*What is expected:* In the data below, find every line that has the string "this", and copy it.

__________

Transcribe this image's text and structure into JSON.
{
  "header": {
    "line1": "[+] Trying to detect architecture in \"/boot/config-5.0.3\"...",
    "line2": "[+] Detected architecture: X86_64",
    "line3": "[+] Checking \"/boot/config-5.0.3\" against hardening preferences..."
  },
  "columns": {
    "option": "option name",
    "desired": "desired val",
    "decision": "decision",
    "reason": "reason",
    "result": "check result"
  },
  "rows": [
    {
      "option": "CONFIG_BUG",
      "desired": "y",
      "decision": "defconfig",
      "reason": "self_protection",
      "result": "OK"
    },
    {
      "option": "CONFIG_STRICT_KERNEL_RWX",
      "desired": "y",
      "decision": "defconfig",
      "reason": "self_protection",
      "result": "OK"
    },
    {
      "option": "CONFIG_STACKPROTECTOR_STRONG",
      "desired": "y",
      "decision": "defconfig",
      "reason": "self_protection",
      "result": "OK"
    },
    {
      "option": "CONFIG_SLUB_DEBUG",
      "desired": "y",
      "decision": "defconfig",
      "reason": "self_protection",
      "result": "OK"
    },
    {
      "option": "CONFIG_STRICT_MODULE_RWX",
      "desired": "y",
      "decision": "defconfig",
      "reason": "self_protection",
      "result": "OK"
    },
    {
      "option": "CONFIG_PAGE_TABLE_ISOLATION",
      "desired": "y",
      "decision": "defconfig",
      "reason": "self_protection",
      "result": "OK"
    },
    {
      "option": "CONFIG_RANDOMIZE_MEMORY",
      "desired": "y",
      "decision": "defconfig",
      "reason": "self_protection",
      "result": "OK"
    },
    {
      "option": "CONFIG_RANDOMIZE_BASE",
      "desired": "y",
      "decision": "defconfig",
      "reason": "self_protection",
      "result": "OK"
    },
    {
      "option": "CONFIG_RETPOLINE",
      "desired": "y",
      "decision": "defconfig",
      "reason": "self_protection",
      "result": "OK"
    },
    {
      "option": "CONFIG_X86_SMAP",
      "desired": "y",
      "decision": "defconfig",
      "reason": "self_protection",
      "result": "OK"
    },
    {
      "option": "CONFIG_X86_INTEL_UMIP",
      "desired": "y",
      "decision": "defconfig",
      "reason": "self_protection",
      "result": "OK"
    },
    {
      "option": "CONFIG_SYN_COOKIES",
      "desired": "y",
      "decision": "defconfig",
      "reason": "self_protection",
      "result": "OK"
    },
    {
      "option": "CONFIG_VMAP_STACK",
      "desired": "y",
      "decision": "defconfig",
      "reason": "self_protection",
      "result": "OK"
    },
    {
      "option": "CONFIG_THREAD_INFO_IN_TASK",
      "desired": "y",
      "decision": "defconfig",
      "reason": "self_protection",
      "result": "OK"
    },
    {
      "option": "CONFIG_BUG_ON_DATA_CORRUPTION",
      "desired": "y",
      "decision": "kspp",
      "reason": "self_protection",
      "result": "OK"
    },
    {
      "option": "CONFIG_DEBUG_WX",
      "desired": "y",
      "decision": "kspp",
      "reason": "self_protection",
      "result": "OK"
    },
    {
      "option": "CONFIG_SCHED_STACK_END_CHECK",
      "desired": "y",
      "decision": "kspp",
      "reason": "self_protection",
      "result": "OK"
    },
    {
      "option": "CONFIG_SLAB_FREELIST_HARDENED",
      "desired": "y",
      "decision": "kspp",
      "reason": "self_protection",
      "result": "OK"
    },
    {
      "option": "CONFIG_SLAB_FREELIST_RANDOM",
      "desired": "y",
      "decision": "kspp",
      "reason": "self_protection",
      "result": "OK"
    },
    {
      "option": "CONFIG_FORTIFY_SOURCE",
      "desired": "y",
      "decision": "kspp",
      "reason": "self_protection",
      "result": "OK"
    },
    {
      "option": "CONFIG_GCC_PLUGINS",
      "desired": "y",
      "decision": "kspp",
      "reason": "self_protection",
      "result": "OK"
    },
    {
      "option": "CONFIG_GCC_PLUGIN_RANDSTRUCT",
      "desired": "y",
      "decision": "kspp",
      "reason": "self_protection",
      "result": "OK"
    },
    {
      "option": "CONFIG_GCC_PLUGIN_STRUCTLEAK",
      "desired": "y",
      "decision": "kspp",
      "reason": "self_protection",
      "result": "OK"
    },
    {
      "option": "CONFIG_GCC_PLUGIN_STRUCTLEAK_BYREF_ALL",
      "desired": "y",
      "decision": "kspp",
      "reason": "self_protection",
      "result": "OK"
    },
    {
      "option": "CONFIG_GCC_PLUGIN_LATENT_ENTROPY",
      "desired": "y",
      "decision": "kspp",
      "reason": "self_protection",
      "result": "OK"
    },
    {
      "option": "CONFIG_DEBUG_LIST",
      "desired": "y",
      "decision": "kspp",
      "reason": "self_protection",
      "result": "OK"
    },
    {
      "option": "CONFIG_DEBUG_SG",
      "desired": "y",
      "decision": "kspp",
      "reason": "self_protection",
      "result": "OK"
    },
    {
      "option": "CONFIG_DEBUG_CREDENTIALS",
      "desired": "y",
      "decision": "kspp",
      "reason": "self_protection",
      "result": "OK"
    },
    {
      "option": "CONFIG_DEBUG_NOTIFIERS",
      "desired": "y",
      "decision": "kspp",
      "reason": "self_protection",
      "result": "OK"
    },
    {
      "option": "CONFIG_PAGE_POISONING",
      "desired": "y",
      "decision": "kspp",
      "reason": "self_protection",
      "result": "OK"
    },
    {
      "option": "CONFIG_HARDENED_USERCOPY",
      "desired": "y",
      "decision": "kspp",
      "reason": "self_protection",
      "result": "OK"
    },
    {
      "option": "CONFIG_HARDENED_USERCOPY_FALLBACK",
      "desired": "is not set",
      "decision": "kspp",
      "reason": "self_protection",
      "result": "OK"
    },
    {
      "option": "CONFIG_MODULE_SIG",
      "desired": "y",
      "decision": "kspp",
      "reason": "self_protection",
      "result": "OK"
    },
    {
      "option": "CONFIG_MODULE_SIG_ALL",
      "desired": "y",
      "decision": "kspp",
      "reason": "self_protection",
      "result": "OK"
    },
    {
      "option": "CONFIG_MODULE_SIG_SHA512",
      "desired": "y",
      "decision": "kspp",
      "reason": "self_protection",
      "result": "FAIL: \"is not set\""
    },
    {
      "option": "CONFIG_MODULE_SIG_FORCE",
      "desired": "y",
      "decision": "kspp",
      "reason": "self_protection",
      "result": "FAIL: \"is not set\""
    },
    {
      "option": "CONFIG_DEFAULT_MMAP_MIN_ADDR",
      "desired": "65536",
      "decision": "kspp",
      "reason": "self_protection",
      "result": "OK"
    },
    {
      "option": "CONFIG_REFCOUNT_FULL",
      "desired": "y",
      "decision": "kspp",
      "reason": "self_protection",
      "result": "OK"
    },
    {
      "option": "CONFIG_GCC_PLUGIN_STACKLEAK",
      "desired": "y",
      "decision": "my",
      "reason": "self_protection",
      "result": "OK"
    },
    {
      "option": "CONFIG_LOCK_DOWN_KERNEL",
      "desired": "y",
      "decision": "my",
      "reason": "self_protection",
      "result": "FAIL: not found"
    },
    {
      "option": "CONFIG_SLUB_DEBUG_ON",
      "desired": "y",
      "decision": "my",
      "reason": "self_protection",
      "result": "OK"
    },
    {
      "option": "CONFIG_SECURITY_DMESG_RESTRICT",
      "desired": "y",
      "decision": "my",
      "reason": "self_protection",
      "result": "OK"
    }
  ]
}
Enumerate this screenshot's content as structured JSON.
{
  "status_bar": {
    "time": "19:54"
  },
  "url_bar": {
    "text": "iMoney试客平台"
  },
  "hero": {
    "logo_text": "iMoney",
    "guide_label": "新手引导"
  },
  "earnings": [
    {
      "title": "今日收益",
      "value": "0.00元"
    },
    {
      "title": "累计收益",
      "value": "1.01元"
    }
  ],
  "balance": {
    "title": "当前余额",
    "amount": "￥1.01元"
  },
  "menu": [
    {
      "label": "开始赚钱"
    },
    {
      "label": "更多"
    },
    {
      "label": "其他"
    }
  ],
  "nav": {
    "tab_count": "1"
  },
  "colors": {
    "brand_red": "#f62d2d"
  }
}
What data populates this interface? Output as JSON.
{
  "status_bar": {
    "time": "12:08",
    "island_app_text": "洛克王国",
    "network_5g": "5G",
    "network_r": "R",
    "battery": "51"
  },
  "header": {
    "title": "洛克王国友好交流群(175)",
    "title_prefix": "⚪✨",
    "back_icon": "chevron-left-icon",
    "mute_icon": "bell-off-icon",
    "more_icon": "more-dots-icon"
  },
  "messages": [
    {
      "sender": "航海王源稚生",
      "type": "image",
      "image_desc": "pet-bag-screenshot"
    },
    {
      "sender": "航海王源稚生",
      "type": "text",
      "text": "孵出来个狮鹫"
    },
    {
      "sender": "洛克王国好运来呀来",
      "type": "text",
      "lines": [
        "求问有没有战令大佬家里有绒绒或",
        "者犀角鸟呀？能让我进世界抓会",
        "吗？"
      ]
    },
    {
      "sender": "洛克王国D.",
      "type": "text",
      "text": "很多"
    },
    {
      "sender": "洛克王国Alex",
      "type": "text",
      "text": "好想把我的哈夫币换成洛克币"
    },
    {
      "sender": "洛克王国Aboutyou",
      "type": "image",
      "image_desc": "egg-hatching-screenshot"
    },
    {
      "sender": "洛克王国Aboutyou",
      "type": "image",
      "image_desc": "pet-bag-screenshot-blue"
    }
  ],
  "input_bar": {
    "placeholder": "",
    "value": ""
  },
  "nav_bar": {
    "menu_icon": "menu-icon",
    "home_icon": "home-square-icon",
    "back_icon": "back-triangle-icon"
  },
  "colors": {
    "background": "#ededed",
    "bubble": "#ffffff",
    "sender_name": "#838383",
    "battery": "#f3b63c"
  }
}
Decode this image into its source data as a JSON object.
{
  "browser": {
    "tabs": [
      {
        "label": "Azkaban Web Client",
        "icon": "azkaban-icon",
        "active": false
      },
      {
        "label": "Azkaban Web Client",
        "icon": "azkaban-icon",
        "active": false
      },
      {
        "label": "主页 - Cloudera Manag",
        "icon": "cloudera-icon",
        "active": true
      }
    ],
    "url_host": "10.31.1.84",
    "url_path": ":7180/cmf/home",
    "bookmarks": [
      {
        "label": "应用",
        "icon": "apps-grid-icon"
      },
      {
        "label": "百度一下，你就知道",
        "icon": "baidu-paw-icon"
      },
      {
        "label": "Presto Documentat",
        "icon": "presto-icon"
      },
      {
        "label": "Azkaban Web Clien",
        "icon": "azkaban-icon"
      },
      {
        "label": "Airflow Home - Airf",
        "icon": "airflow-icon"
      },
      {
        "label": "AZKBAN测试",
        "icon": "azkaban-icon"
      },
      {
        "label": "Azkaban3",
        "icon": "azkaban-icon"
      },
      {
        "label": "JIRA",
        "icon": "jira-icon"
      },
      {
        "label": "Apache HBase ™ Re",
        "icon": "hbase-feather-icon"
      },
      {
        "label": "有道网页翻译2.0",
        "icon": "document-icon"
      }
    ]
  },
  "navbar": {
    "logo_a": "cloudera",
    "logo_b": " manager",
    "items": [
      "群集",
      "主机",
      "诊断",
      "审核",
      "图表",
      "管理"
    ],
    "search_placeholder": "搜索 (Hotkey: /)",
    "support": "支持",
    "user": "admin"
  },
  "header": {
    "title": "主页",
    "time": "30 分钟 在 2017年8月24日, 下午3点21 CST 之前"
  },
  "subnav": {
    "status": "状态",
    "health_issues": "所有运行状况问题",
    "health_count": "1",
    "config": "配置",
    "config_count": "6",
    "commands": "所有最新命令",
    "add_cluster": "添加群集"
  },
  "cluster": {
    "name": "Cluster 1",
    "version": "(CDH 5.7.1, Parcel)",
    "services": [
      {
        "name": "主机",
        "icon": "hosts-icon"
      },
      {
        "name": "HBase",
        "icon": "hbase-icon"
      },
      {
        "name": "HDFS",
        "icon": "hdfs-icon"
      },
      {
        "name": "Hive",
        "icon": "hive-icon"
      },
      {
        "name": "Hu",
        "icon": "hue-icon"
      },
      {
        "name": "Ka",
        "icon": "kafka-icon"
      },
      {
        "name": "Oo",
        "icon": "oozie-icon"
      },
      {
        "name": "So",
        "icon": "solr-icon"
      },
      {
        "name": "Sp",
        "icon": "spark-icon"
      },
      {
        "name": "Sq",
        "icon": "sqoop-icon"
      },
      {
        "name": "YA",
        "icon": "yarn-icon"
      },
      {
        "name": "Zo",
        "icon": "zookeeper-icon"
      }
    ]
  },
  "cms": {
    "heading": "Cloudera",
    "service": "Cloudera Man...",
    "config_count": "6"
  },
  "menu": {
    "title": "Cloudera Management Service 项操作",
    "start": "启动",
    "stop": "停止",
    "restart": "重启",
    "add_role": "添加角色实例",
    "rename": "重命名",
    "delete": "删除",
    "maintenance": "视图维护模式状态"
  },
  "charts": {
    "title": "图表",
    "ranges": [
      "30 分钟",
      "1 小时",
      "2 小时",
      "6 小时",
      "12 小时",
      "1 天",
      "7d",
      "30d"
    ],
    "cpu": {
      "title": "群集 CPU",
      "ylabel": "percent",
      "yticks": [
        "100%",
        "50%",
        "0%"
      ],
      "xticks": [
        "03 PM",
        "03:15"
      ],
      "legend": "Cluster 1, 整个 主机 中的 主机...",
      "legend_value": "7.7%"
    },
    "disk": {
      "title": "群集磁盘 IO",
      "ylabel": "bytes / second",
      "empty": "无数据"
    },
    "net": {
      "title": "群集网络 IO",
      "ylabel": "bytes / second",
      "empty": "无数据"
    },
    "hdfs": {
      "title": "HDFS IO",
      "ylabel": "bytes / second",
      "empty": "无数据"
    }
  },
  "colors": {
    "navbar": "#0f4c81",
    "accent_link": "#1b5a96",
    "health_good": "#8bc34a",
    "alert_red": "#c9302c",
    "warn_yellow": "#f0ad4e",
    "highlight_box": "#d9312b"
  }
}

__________

*Reply to the exercise:*
Transcribe this image's text and structure into JSON.
Enumerate this screenshot's content as structured JSON.
What data populates this interface? Output as JSON.
Decode this image into its source data as a JSON object.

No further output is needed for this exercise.